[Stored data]
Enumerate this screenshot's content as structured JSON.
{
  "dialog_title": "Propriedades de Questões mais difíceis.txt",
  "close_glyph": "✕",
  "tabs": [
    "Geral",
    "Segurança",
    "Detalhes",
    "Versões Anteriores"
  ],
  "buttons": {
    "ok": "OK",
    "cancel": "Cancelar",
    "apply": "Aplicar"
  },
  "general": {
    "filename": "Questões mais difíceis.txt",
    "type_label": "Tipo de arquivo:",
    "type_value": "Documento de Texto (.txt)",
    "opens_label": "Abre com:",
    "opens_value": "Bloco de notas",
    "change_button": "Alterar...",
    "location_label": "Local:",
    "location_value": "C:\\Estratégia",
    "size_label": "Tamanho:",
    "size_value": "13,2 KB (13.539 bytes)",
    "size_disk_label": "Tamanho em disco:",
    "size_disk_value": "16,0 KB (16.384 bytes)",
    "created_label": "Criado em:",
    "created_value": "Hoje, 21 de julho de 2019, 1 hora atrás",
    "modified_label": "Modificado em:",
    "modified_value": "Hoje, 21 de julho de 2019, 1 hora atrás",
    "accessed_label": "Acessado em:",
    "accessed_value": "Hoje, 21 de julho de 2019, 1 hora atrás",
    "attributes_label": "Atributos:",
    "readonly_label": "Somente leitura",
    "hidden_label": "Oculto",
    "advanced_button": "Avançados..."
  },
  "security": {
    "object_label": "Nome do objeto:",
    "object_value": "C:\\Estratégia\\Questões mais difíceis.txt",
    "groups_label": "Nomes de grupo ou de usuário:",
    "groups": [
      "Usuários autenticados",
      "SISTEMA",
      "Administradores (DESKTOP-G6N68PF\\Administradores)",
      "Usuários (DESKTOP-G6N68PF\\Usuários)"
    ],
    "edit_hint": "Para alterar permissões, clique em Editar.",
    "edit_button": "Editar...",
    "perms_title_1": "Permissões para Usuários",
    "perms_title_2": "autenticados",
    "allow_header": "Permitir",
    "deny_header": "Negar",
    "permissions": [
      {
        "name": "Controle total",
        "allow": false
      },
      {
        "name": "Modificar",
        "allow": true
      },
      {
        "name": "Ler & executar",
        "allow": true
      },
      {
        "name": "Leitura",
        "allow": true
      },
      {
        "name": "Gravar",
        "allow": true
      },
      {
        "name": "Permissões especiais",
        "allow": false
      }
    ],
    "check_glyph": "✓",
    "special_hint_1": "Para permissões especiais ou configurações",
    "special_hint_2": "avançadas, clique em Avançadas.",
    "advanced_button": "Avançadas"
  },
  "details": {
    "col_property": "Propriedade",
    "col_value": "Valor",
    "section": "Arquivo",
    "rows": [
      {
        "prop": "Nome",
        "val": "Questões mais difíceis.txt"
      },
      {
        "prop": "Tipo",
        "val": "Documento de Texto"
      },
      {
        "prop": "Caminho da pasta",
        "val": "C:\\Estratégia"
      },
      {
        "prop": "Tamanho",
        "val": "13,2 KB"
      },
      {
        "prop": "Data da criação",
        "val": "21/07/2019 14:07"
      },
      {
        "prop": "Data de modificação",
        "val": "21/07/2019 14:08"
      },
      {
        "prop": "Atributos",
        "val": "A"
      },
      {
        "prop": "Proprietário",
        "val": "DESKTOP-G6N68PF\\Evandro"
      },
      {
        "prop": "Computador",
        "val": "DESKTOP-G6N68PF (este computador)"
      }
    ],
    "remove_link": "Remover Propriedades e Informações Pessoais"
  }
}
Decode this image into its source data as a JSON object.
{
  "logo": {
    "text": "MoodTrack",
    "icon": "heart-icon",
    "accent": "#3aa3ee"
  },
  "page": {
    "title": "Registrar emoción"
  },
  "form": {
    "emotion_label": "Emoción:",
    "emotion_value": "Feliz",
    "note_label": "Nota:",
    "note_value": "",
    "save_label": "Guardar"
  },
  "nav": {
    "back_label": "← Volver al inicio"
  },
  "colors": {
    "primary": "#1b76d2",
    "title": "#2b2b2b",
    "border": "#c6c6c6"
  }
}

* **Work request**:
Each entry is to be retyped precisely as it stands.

* **Exercise solution**:
Enumerate this screenshot's content as structured JSON.
{
  "dialog_title": "Propriedades de Questões mais difíceis.txt",
  "close_glyph": "✕",
  "tabs": [
    "Geral",
    "Segurança",
    "Detalhes",
    "Versões Anteriores"
  ],
  "buttons": {
    "ok": "OK",
    "cancel": "Cancelar",
    "apply": "Aplicar"
  },
  "general": {
    "filename": "Questões mais difíceis.txt",
    "type_label": "Tipo de arquivo:",
    "type_value": "Documento de Texto (.txt)",
    "opens_label": "Abre com:",
    "opens_value": "Bloco de notas",
    "change_button": "Alterar...",
    "location_label": "Local:",
    "location_value": "C:\\Estratégia",
    "size_label": "Tamanho:",
    "size_value": "13,2 KB (13.539 bytes)",
    "size_disk_label": "Tamanho em disco:",
    "size_disk_value": "16,0 KB (16.384 bytes)",
    "created_label": "Criado em:",
    "created_value": "Hoje, 21 de julho de 2019, 1 hora atrás",
    "modified_label": "Modificado em:",
    "modified_value": "Hoje, 21 de julho de 2019, 1 hora atrás",
    "accessed_label": "Acessado em:",
    "accessed_value": "Hoje, 21 de julho de 2019, 1 hora atrás",
    "attributes_label": "Atributos:",
    "readonly_label": "Somente leitura",
    "hidden_label": "Oculto",
    "advanced_button": "Avançados..."
  },
  "security": {
    "object_label": "Nome do objeto:",
    "object_value": "C:\\Estratégia\\Questões mais difíceis.txt",
    "groups_label": "Nomes de grupo ou de usuário:",
    "groups": [
      "Usuários autenticados",
      "SISTEMA",
      "Administradores (DESKTOP-G6N68PF\\Administradores)",
      "Usuários (DESKTOP-G6N68PF\\Usuários)"
    ],
    "edit_hint": "Para alterar permissões, clique em Editar.",
    "edit_button": "Editar...",
    "perms_title_1": "Permissões para Usuários",
    "perms_title_2": "autenticados",
    "allow_header": "Permitir",
    "deny_header": "Negar",
    "permissions": [
      {
        "name": "Controle total",
        "allow": false
      },
      {
        "name": "Modificar",
        "allow": true
      },
      {
        "name": "Ler & executar",
        "allow": true
      },
      {
        "name": "Leitura",
        "allow": true
      },
      {
        "name": "Gravar",
        "allow": true
      },
      {
        "name": "Permissões especiais",
        "allow": false
      }
    ],
    "check_glyph": "✓",
    "special_hint_1": "Para permissões especiais ou configurações",
    "special_hint_2": "avançadas, clique em Avançadas.",
    "advanced_button": "Avançadas"
  },
  "details": {
    "col_property": "Propriedade",
    "col_value": "Valor",
    "section": "Arquivo",
    "rows": [
      {
        "prop": "Nome",
        "val": "Questões mais difíceis.txt"
      },
      {
        "prop": "Tipo",
        "val": "Documento de Texto"
      },
      {
        "prop": "Caminho da pasta",
        "val": "C:\\Estratégia"
      },
      {
        "prop": "Tamanho",
        "val": "13,2 KB"
      },
      {
        "prop": "Data da criação",
        "val": "21/07/2019 14:07"
      },
      {
        "prop": "Data de modificação",
        "val": "21/07/2019 14:08"
      },
      {
        "prop": "Atributos",
        "val": "A"
      },
      {
        "prop": "Proprietário",
        "val": "DESKTOP-G6N68PF\\Evandro"
      },
      {
        "prop": "Computador",
        "val": "DESKTOP-G6N68PF (este computador)"
      }
    ],
    "remove_link": "Remover Propriedades e Informações Pessoais"
  }
}
Decode this image into its source data as a JSON object.
{
  "logo": {
    "text": "MoodTrack",
    "icon": "heart-icon",
    "accent": "#3aa3ee"
  },
  "page": {
    "title": "Registrar emoción"
  },
  "form": {
    "emotion_label": "Emoción:",
    "emotion_value": "Feliz",
    "note_label": "Nota:",
    "note_value": "",
    "save_label": "Guardar"
  },
  "nav": {
    "back_label": "← Volver al inicio"
  },
  "colors": {
    "primary": "#1b76d2",
    "title": "#2b2b2b",
    "border": "#c6c6c6"
  }
}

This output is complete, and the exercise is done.